# Work in the opposite direction [duplicate]

If I lift an object with a specific force, the force does work on the object and energy gets stored in the object in the form of potential energy (m * g * h (h = height)). But there is also a force downwards - the gravitational force which also does work, doesn't the energy equal the gravitational work minus the work I do to lift it up, but that is very close to 0 which seems weird compared to excercises i've done on work.

Because when a car drives, it has a force on it which pushes it forward therefore the force does work on the car, but there is also a force of friction on the car, which also does work which brings to my first question: do you subtract the friction work with the work that drives it forward to ultimately get the energy or the kinetic energy in this case of the car?

second question: if the work is net zero when it's in certain height how does this work of net zero become kinetic energy if there isn't any energy when i drop it from that certain height?

I hope you somewhat understand my problem, if there's any grammatical mistakes or such just tell me and I'll fix
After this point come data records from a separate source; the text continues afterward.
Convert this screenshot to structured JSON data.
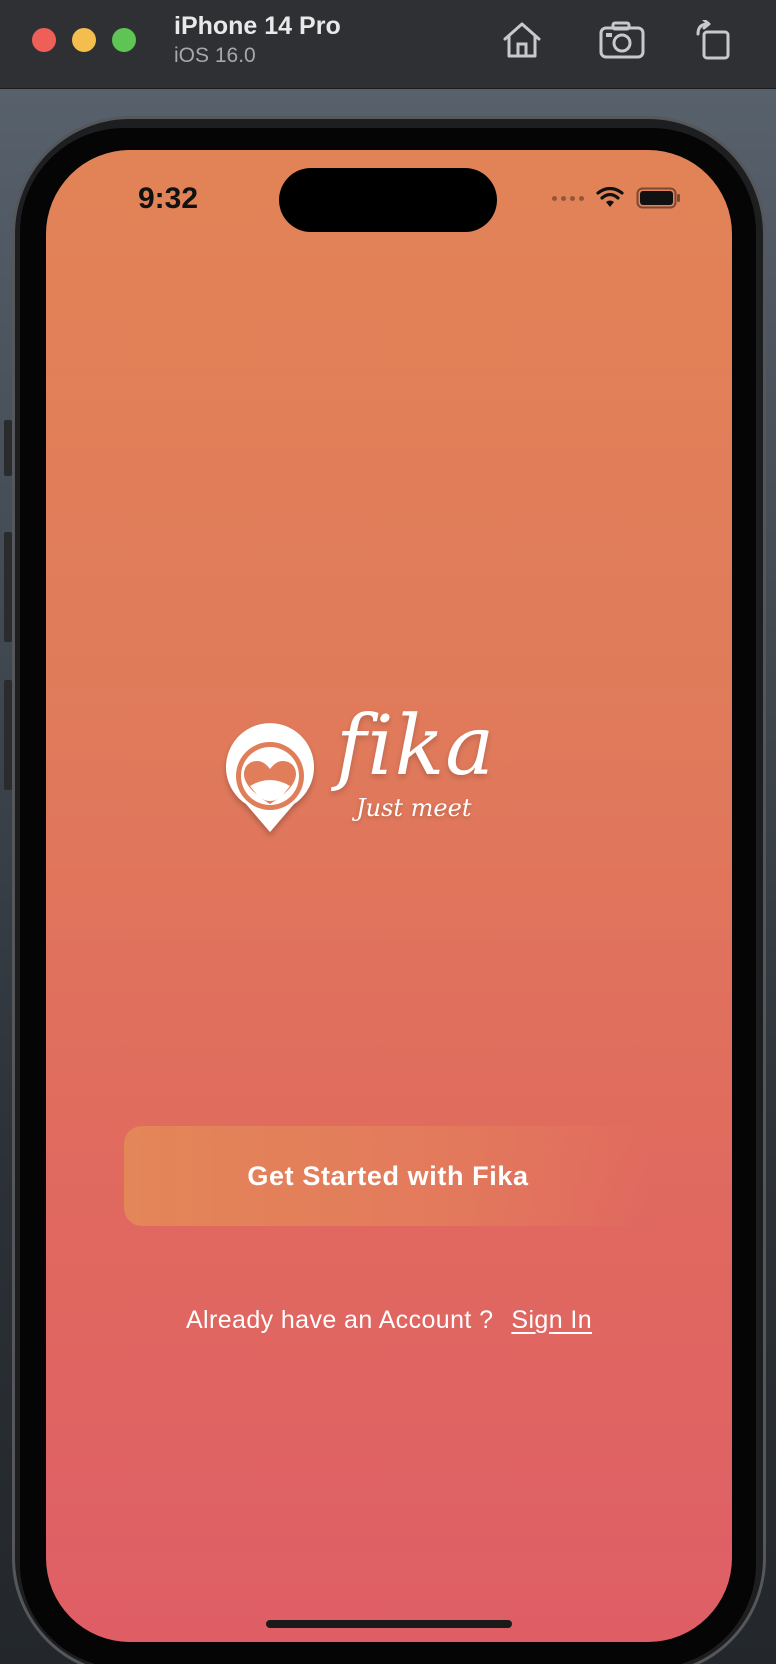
{
  "simulator": {
    "device_name": "iPhone 14 Pro",
    "os_version": "iOS 16.0",
    "buttons": [
      "home-icon",
      "screenshot-icon",
      "rotate-icon"
    ],
    "traffic_lights": [
      "#ee5f57",
      "#f4be4f",
      "#5ec453"
    ]
  },
  "status_bar": {
    "time": "9:32"
  },
  "app": {
    "logo_wordmark": "fika",
    "logo_tagline": "Just meet",
    "get_started_label": "Get Started with Fika",
    "signin_prompt": "Already have an Account ?",
    "signin_link": "Sign In"
  },
  "colors": {
    "gradient_top": "#e28357",
    "gradient_bottom": "#df5e66",
    "button": "#e38658",
    "text": "#ffffff"
  }
}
• Possible duplicate of Net work done on the body when we lift it and put it on the table is zero? – sammy gerbil Jun 7 '17 at 16:15
• What exactly is the question? The text needs some line-breaking and periods. – Steeven Jun 7 '17 at 16:19
• @sammygerbil, the answer to the question is kind of my problem , if the work is net zero when it's in certain height how does this work of net zero become kinetic energy if there isn't any energy when i drop it from that certain height? – Iram Haque Jun 7 '17 at 16:19
• Fixed the questions @Steeven – Iram Haque Jun 7 '17 at 16:22
• As the answer explains : you did +ve work, gravity did -ve work. That -ve work is stored as PE in the gravitational field. It came from the chemical energy in your body. When the object is dropped, its KE comes from the stored gravitational PE, not from the net work done on the object. – sammy gerbil Jun 7 '17 at 16:38